**Requirement**
Omit the pictures, please, and give each record below again exactly.

**Working data**
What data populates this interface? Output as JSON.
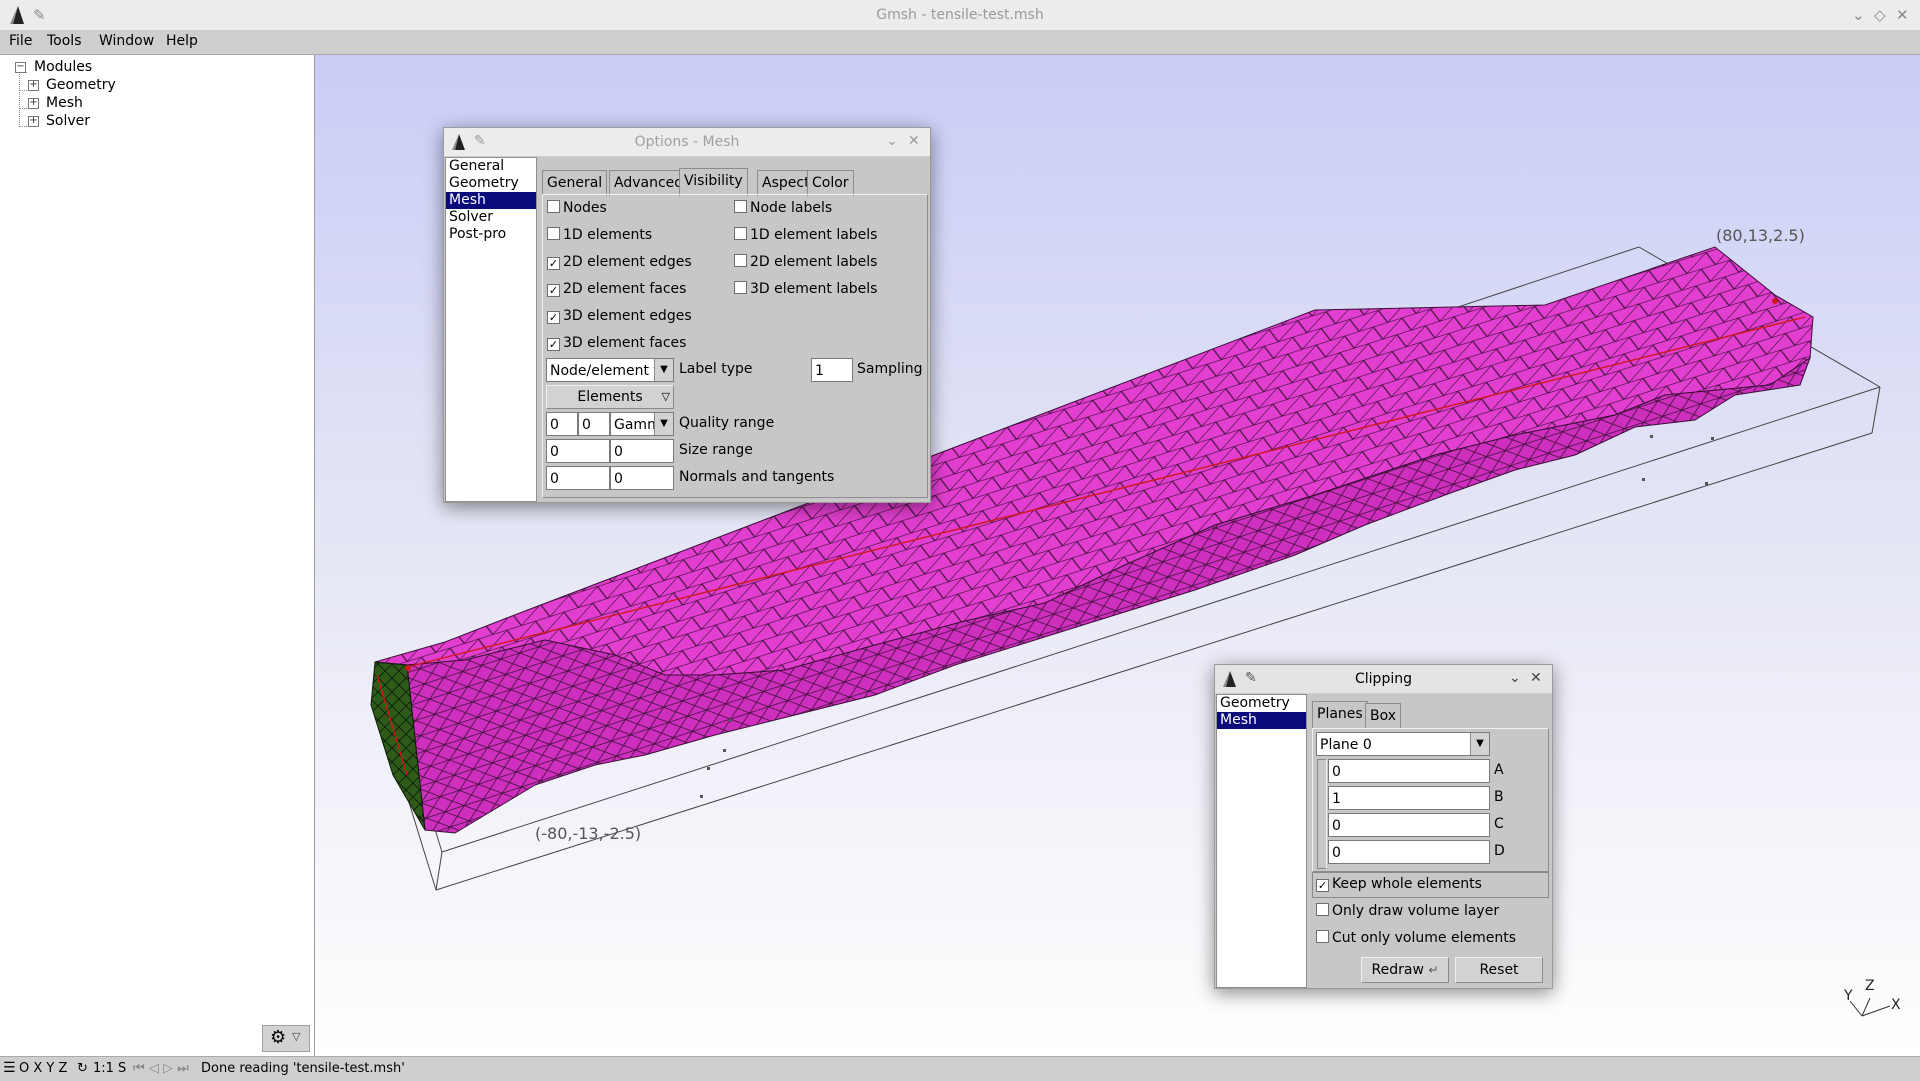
{
  "window": {
    "title": "Gmsh - tensile-test.msh"
  },
  "menu": {
    "file": "File",
    "tools": "Tools",
    "window": "Window",
    "help": "Help"
  },
  "tree": {
    "root": "Modules",
    "items": [
      "Geometry",
      "Mesh",
      "Solver"
    ]
  },
  "viewport": {
    "corner_max": "(80,13,2.5)",
    "corner_min": "(-80,-13,-2.5)",
    "axes": {
      "y": "Y",
      "z": "Z",
      "x": "X"
    },
    "colors": {
      "mesh_face": "#e63cd2",
      "mesh_edge": "#3a1036",
      "cut_face": "#2f5a1c",
      "accent_line": "#d01818"
    }
  },
  "status": {
    "left": "O X Y Z",
    "scale": "1:1 S",
    "message": "Done reading 'tensile-test.msh'"
  },
  "options_dialog": {
    "title": "Options - Mesh",
    "categories": [
      "General",
      "Geometry",
      "Mesh",
      "Solver",
      "Post-pro"
    ],
    "selected_category": "Mesh",
    "tabs": [
      "General",
      "Advanced",
      "Visibility",
      "Aspect",
      "Color"
    ],
    "active_tab": "Visibility",
    "left_checks": [
      {
        "label": "Nodes",
        "checked": false
      },
      {
        "label": "1D elements",
        "checked": false
      },
      {
        "label": "2D element edges",
        "checked": true
      },
      {
        "label": "2D element faces",
        "checked": true
      },
      {
        "label": "3D element edges",
        "checked": true
      },
      {
        "label": "3D element faces",
        "checked": true
      }
    ],
    "right_checks": [
      {
        "label": "Node labels",
        "checked": false
      },
      {
        "label": "1D element labels",
        "checked": false
      },
      {
        "label": "2D element labels",
        "checked": false
      },
      {
        "label": "3D element labels",
        "checked": false
      }
    ],
    "label_type_value": "Node/element ta",
    "label_type_label": "Label type",
    "sampling_value": "1",
    "sampling_label": "Sampling",
    "elements_button": "Elements",
    "quality_min": "0",
    "quality_max": "0",
    "quality_measure": "Gamm",
    "quality_label": "Quality range",
    "size_min": "0",
    "size_max": "0",
    "size_label": "Size range",
    "normals_value": "0",
    "tangents_value": "0",
    "normals_label": "Normals and tangents"
  },
  "clipping_dialog": {
    "title": "Clipping",
    "categories": [
      "Geometry",
      "Mesh"
    ],
    "selected_category": "Mesh",
    "tabs": [
      "Planes",
      "Box"
    ],
    "active_tab": "Planes",
    "plane_select": "Plane 0",
    "coeffs": [
      {
        "label": "A",
        "value": "0"
      },
      {
        "label": "B",
        "value": "1"
      },
      {
        "label": "C",
        "value": "0"
      },
      {
        "label": "D",
        "value": "0"
      }
    ],
    "checks": [
      {
        "label": "Keep whole elements",
        "checked": true
      },
      {
        "label": "Only draw volume layer",
        "checked": false
      },
      {
        "label": "Cut only volume elements",
        "checked": false
      }
    ],
    "redraw_button": "Redraw",
    "reset_button": "Reset"
  }
}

**Completed task**
What data populates this interface? Output as JSON.
{
  "window": {
    "title": "Gmsh - tensile-test.msh"
  },
  "menu": {
    "file": "File",
    "tools": "Tools",
    "window": "Window",
    "help": "Help"
  },
  "tree": {
    "root": "Modules",
    "items": [
      "Geometry",
      "Mesh",
      "Solver"
    ]
  },
  "viewport": {
    "corner_max": "(80,13,2.5)",
    "corner_min": "(-80,-13,-2.5)",
    "axes": {
      "y": "Y",
      "z": "Z",
      "x": "X"
    },
    "colors": {
      "mesh_face": "#e63cd2",
      "mesh_edge": "#3a1036",
      "cut_face": "#2f5a1c",
      "accent_line": "#d01818"
    }
  },
  "status": {
    "left": "O X Y Z",
    "scale": "1:1 S",
    "message": "Done reading 'tensile-test.msh'"
  },
  "options_dialog": {
    "title": "Options - Mesh",
    "categories": [
      "General",
      "Geometry",
      "Mesh",
      "Solver",
      "Post-pro"
    ],
    "selected_category": "Mesh",
    "tabs": [
      "General",
      "Advanced",
      "Visibility",
      "Aspect",
      "Color"
    ],
    "active_tab": "Visibility",
    "left_checks": [
      {
        "label": "Nodes",
        "checked": false
      },
      {
        "label": "1D elements",
        "checked": false
      },
      {
        "label": "2D element edges",
        "checked": true
      },
      {
        "label": "2D element faces",
        "checked": true
      },
      {
        "label": "3D element edges",
        "checked": true
      },
      {
        "label": "3D element faces",
        "checked": true
      }
    ],
    "right_checks": [
      {
        "label": "Node labels",
        "checked": false
      },
      {
        "label": "1D element labels",
        "checked": false
      },
      {
        "label": "2D element labels",
        "checked": false
      },
      {
        "label": "3D element labels",
        "checked": false
      }
    ],
    "label_type_value": "Node/element ta",
    "label_type_label": "Label type",
    "sampling_value": "1",
    "sampling_label": "Sampling",
    "elements_button": "Elements",
    "quality_min": "0",
    "quality_max": "0",
    "quality_measure": "Gamm",
    "quality_label": "Quality range",
    "size_min": "0",
    "size_max": "0",
    "size_label": "Size range",
    "normals_value": "0",
    "tangents_value": "0",
    "normals_label": "Normals and tangents"
  },
  "clipping_dialog": {
    "title": "Clipping",
    "categories": [
      "Geometry",
      "Mesh"
    ],
    "selected_category": "Mesh",
    "tabs": [
      "Planes",
      "Box"
    ],
    "active_tab": "Planes",
    "plane_select": "Plane 0",
    "coeffs": [
      {
        "label": "A",
        "value": "0"
      },
      {
        "label": "B",
        "value": "1"
      },
      {
        "label": "C",
        "value": "0"
      },
      {
        "label": "D",
        "value": "0"
      }
    ],
    "checks": [
      {
        "label": "Keep whole elements",
        "checked": true
      },
      {
        "label": "Only draw volume layer",
        "checked": false
      },
      {
        "label": "Cut only volume elements",
        "checked": false
      }
    ],
    "redraw_button": "Redraw",
    "reset_button": "Reset"
  }
}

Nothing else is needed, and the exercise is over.